§ What is required
Which lines in the records below hold the word "inventory"? Copy each of them.

── Data extract

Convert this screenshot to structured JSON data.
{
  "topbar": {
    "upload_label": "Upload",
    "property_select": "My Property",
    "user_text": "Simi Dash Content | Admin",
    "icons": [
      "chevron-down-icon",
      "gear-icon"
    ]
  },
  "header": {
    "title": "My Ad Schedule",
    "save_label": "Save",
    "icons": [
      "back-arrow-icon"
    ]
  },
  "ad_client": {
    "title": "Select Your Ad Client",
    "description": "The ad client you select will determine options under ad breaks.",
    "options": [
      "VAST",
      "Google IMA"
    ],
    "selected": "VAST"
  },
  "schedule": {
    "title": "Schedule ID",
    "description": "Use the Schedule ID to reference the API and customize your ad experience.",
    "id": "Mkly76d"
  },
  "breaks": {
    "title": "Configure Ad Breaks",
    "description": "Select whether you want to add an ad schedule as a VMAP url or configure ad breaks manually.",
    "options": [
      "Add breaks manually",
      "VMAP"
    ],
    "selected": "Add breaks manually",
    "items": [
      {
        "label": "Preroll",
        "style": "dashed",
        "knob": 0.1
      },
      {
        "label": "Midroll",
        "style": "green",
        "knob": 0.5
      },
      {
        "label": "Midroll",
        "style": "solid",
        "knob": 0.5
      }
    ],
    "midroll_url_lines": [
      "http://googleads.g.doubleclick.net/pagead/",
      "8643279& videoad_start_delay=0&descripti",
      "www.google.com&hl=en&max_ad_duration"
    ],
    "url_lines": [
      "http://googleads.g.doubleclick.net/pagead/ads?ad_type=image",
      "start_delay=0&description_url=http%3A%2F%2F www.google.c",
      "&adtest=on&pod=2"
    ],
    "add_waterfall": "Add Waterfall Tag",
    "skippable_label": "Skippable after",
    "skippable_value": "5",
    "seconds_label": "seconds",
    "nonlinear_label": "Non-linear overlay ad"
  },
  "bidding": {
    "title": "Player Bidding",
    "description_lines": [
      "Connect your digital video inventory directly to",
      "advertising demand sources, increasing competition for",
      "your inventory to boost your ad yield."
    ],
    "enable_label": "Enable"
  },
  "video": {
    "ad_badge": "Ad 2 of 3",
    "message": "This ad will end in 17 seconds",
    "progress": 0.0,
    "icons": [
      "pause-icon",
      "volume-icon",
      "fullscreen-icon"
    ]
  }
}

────

§ Worked solution
      "Connect your digital video inventory directly to",
      "your inventory to boost your ad yield."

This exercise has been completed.